Posted on January 24, 2014
The case of the day is Beijing Zhongyi Zhongbiao Electronic Information Technology Co. v. Microsoft Corp. (W.D. Wash. 2013). In 1995, Microsoft and the Chinese government signed a memorandum of understanding, under which Microsoft was to develop a Chinese version of Windows 95 using fonts that met the government’s standards, and the government undertook to help procure the fonts. Later, Microsoft, the Chinese government, and Zhongyi entered into a license agreement under which Microsoft received a perpetual, non-exclusive, worldwide license to use Zhongyi fonts.
In 2007, Zhongyi sued Microsoft in Beijing for copyright infringement. The claim was that the license agreement applied only to use of the fonts in Windows 95 and that other uses were infringements. The Chinese court construed the license in light of the memorandum of understanding and held that the scope of the license could not have exceeded the uses the parties, according to the MOU, had intended. The court enjoined use of the fonts in products other than Windows 95. The intermediate appellate court affirmed, and Microsoft appealed again. The second appeal was still pending at the time of today’s case.
Zhongyi sued Microsoft again for infringement, this time in the Western District of Arkansas. The case was later transferred to the Western District of Washington. Microsoft moved to dismiss for failure to state a claim on the grounds that the license agreement was not ambiguous and that it clearly was not limited to Windows 95. The judge agreed with Microsoft’s reading of the agreement, which, I have to say, seems pretty clearly right. The question, though, was whether the US court was required to give preclusive effect to the Chinese judgment.
The judge said no, for two reasons. First, the Chinese judgment was not final because there was still an appeal pending. Isn’t the court just wrong to suggest that the pendency of an appeal deprives a judgment of the finality necessary for it to have preclusive effect?
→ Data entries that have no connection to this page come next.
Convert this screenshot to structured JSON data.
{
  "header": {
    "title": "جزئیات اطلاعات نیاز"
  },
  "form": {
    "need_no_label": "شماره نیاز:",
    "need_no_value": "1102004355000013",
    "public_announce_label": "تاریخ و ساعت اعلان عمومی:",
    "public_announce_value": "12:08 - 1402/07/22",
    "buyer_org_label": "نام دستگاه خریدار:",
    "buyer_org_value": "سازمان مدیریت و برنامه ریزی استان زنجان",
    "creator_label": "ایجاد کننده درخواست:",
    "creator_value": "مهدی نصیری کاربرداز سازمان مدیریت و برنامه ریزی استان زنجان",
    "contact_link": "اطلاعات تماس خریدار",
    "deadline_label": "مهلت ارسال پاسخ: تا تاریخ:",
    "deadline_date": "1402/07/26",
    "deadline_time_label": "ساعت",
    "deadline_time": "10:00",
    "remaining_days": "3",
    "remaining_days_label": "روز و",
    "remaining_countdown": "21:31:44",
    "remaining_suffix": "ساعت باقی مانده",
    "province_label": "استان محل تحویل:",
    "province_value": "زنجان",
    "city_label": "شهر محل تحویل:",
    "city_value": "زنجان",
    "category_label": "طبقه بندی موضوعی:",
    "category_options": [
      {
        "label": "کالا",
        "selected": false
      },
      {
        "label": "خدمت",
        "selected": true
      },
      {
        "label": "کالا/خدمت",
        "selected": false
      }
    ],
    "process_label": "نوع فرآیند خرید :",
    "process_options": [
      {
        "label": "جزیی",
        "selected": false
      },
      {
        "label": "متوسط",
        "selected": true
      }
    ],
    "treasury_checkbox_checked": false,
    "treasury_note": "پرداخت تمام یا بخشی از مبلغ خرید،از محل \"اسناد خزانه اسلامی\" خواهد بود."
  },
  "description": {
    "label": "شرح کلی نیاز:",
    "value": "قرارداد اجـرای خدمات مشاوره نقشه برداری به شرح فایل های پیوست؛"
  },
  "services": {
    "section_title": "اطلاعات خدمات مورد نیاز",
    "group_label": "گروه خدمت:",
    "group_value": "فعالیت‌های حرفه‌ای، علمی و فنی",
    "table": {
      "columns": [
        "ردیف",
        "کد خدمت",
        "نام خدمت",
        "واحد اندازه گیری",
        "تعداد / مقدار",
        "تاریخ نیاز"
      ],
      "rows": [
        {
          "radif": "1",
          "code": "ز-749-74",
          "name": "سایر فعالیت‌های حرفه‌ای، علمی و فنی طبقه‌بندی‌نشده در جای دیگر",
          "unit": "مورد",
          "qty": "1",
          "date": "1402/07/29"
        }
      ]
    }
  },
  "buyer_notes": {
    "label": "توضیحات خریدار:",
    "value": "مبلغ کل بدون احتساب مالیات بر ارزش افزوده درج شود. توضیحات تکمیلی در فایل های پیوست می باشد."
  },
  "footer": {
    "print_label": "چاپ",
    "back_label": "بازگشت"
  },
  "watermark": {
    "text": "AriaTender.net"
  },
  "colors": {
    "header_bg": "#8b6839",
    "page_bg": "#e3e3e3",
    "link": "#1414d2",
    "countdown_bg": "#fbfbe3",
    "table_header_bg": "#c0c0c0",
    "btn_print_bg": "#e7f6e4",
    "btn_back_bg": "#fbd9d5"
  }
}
I think the general rule is the contrary. See 18A Wright & Miller § 4433. Second, and more to the point, the judge observed that she was not bound by the legal or factual findings of a foreign court. She’s right, because the Chinese judgment is not a judgment for money damages, and thus no statute requires US courts to recognize the judgment. I think, though, it would have been better for the judge to frame the issue from the perspective of comity rather than simply saying there is no obligation to accept the foreign court’s conclusions.